** Opening GIVEN DATA block **
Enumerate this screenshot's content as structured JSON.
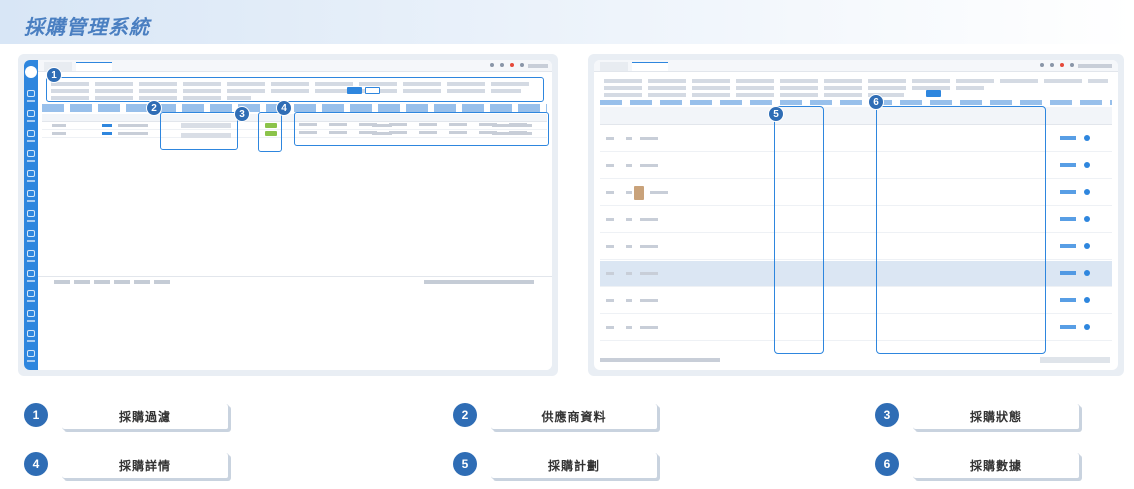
{
  "page": {
    "title": "採購管理系統"
  },
  "markers": [
    "1",
    "2",
    "3",
    "4",
    "5",
    "6"
  ],
  "legend": [
    {
      "num": "1",
      "label": "採購過濾"
    },
    {
      "num": "2",
      "label": "供應商資料"
    },
    {
      "num": "3",
      "label": "採購狀態"
    },
    {
      "num": "4",
      "label": "採購詳情"
    },
    {
      "num": "5",
      "label": "採購計劃"
    },
    {
      "num": "6",
      "label": "採購數據"
    }
  ],
  "colors": {
    "accent": "#2f6db5",
    "title": "#4a7fc1",
    "sidebar": "#2e86de"
  }
}
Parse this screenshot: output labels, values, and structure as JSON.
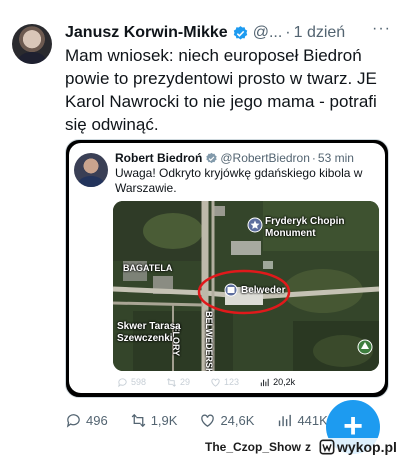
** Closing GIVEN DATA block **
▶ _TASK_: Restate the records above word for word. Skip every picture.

▶ _RESULT FOR THIS EXERCISE_:
Enumerate this screenshot's content as structured JSON.
{
  "page": {
    "title": "採購管理系統"
  },
  "markers": [
    "1",
    "2",
    "3",
    "4",
    "5",
    "6"
  ],
  "legend": [
    {
      "num": "1",
      "label": "採購過濾"
    },
    {
      "num": "2",
      "label": "供應商資料"
    },
    {
      "num": "3",
      "label": "採購狀態"
    },
    {
      "num": "4",
      "label": "採購詳情"
    },
    {
      "num": "5",
      "label": "採購計劃"
    },
    {
      "num": "6",
      "label": "採購數據"
    }
  ],
  "colors": {
    "accent": "#2f6db5",
    "title": "#4a7fc1",
    "sidebar": "#2e86de"
  }
}
Parse this screenshot: output labels, values, and structure as JSON.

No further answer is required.